The International Court of Justice (ICJ) is the principal judicial body of the United Nations (UN). It settles legal disputes between countries and issues advisory opinions on legal questions. However, the enforcement of the ICJ’s judgments is a complicated process. In this blog post, we will discuss the different ways by which international court of justice judgments are enforced- reputation, retaliation, and reciprocity.
Reputation is an essential factor when it comes to enforcing international court of justice judgments. A country’s reputation is significant in the international community, and a country that chooses not to comply with an ICJ decision can be viewed as a country that does not respect international law. Hence, a country that does not follow an ICJ judgment could potentially suffer negative consequences in its international relations. At the same time, nations that abide by ICJ decisions gain significant recognition as responsible members of the international community.

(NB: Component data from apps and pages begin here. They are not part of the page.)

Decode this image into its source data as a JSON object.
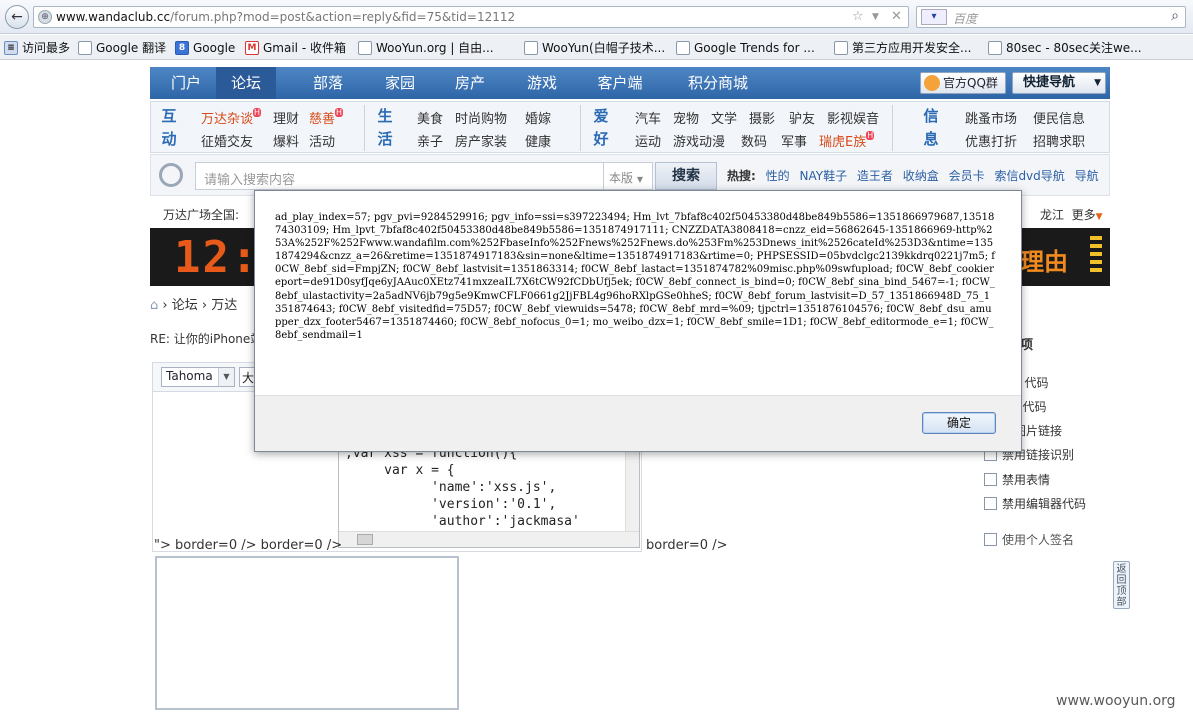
{
  "browser": {
    "url_host": "www.wandaclub.cc",
    "url_path": "/forum.php?mod=post&action=reply&fid=75&tid=12112",
    "search_placeholder": "百度",
    "bookmarks": [
      "访问最多",
      "Google 翻译",
      "Google",
      "Gmail - 收件箱",
      "WooYun.org | 自由...",
      "WooYun(白帽子技术...",
      "Google Trends for ...",
      "第三方应用开发安全...",
      "80sec - 80sec关注we..."
    ]
  },
  "site": {
    "nav": [
      "门户",
      "论坛",
      "部落",
      "家园",
      "房产",
      "游戏",
      "客户端",
      "积分商城"
    ],
    "qq_label": "官方QQ群",
    "quick_nav_label": "快捷导航",
    "sub": {
      "g1_head": [
        "互",
        "动"
      ],
      "g1_row1": [
        "万达杂谈",
        "理财",
        "慈善"
      ],
      "g1_row2": [
        "征婚交友",
        "爆料",
        "活动"
      ],
      "g2_head": [
        "生",
        "活"
      ],
      "g2_row1": [
        "美食",
        "时尚购物",
        "婚嫁"
      ],
      "g2_row2": [
        "亲子",
        "房产家装",
        "健康"
      ],
      "g3_head": [
        "爱",
        "好"
      ],
      "g3_row1": [
        "汽车",
        "宠物",
        "文学",
        "摄影",
        "驴友",
        "影视娱音"
      ],
      "g3_row2": [
        "运动",
        "游戏动漫",
        "数码",
        "军事",
        "瑞虎E族"
      ],
      "g4_head": [
        "信",
        "息"
      ],
      "g4_row1": [
        "跳蚤市场",
        "便民信息"
      ],
      "g4_row2": [
        "优惠打折",
        "招聘求职"
      ]
    },
    "search": {
      "placeholder": "请输入搜索内容",
      "scope": "本版",
      "button": "搜索",
      "hot_label": "热搜:",
      "hot_words": [
        "性的",
        "NAY鞋子",
        "造王者",
        "收纳盒",
        "会员卡",
        "索信dvd导航",
        "导航"
      ]
    },
    "plaza_label": "万达广场全国:",
    "plaza_right": "龙江",
    "more_label": "更多",
    "banner_clock": "12:5",
    "banner_text": "理由",
    "breadcrumb": [
      "论坛",
      "万达"
    ],
    "reply_title": "RE: 让你的iPhone站",
    "editor": {
      "font": "Tahoma",
      "size": "大",
      "code_lines": [
        ";var xss = function(){",
        "     var x = {",
        "           'name':'xss.js',",
        "           'version':'0.1',",
        "           'author':'jackmasa'"
      ],
      "border_left": "\"> border=0 /> border=0 />",
      "border_right": "border=0 />"
    },
    "options": {
      "title": "项",
      "items": [
        "L 代码",
        "] 代码",
        "图片链接",
        "禁用链接识别",
        "禁用表情",
        "禁用编辑器代码",
        "使用个人签名"
      ]
    },
    "back_top": "返回顶部"
  },
  "dialog": {
    "message": "ad_play_index=57; pgv_pvi=9284529916; pgv_info=ssi=s397223494; Hm_lvt_7bfaf8c402f50453380d48be849b5586=1351866979687,1351874303109; Hm_lpvt_7bfaf8c402f50453380d48be849b5586=1351874917111; CNZZDATA3808418=cnzz_eid=56862645-1351866969-http%253A%252F%252Fwww.wandafilm.com%252FbaseInfo%252Fnews%252Fnews.do%253Fm%253Dnews_init%2526cateId%253D3&ntime=1351874294&cnzz_a=26&retime=1351874917183&sin=none&ltime=1351874917183&rtime=0; PHPSESSID=05bvdclgc2139kkdrq0221j7m5; f0CW_8ebf_sid=FmpjZN; f0CW_8ebf_lastvisit=1351863314; f0CW_8ebf_lastact=1351874782%09misc.php%09swfupload; f0CW_8ebf_cookiereport=de91D0syfJqe6yJAAuc0XEtz741mxzeaIL7X6tCW92fCDbUfj5ek; f0CW_8ebf_connect_is_bind=0; f0CW_8ebf_sina_bind_5467=-1; f0CW_8ebf_ulastactivity=2a5adNV6jb79g5e9KmwCFLF0661g2JjFBL4g96hoRXlpGSe0hheS; f0CW_8ebf_forum_lastvisit=D_57_1351866948D_75_1351874643; f0CW_8ebf_visitedfid=75D57; f0CW_8ebf_viewuids=5478; f0CW_8ebf_mrd=%09; tjpctrl=1351876104576; f0CW_8ebf_dsu_amupper_dzx_footer5467=1351874460; f0CW_8ebf_nofocus_0=1; mo_weibo_dzx=1; f0CW_8ebf_smile=1D1; f0CW_8ebf_editormode_e=1; f0CW_8ebf_sendmail=1",
    "ok_label": "确定"
  },
  "watermark": "www.wooyun.org",
  "colors": {
    "nav_blue": "#3a74b8",
    "link_blue": "#2b5fa4",
    "hot_red": "#d84a17"
  }
}
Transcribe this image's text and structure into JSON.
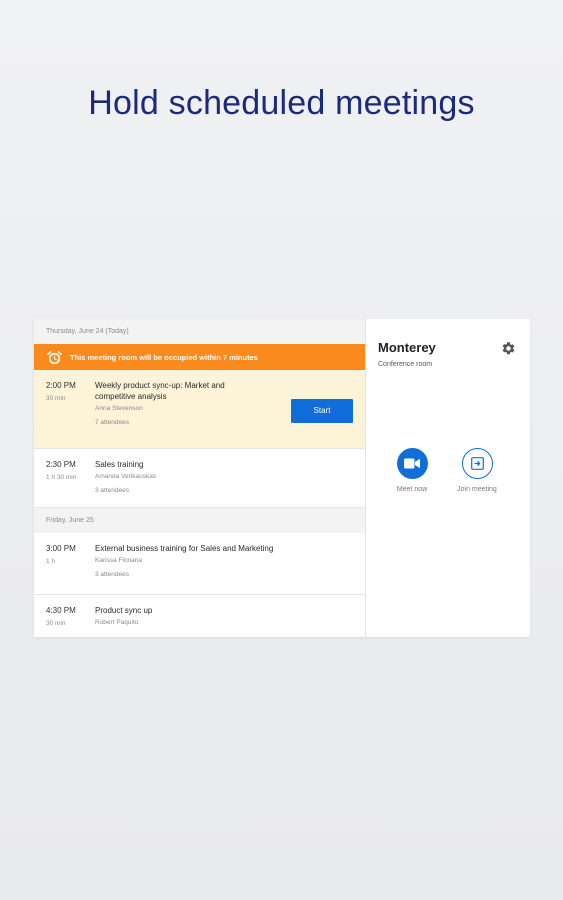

Retaliation is another way through which international court of justice judgments could be enforced. The international community may impose economic or political sanctions against the noncompliant entity or country. The international legal body could impose economic sanctions such as trade restrictions, while political sanctions could include diplomatic isolation. This may often be the case when a country chooses not to accept the Court’s decision due to political, economic, or cultural reasons.
Reciprocity can be viewed as a form of retaliation or punishment. The principle refers to the idea that another state can respond to noncompliance through non-compliance with laws that are similarly binding to the country that failed to comply with an ICJ judgment. The principle of reciprocity is one that is highly relevant in the context of international relations. In fact, many States choose to respect the Principle of Reciprocity simply to avoid such retaliation for their own actions.
UN Security Council
An additional way international court of justice judgments can be enforced is through the UN Security Council. Under Article 94 of the UN Charter, member countries of the United Nations must comply with ICJ judgments. If a country does not comply with an ICJ decision, the Security Council can recommend measures. The Council’s recommendations could include military or economic sanctions, as well as the use of force as a last resort. Please visit Chapter XIV: The International Court of Justice (Articles 92-96) | United Nations
International court of justice judgments are oftentimes disputed and disregarded. However, they hold a lot of weight in the international community, and countries are expected to comply with them. The enforcement of the ICJ’s judgments is facilitated through a combination of reputation, retaliation, and reciprocity. The international community has a vested interest in upholding international law, and adhering to ICJ decisions is one way of doing that. Nevertheless, the enforcement of the ICJ decisions is not always guaranteed, and it is up to the rest of the international community to take appropriate measures to ensure compliance. To understand the mechanism of the International Court of Justice, visit A Comprehensive Comparison of the International Court of Justice and the Permanent Court of Arbitration – Transnational Matters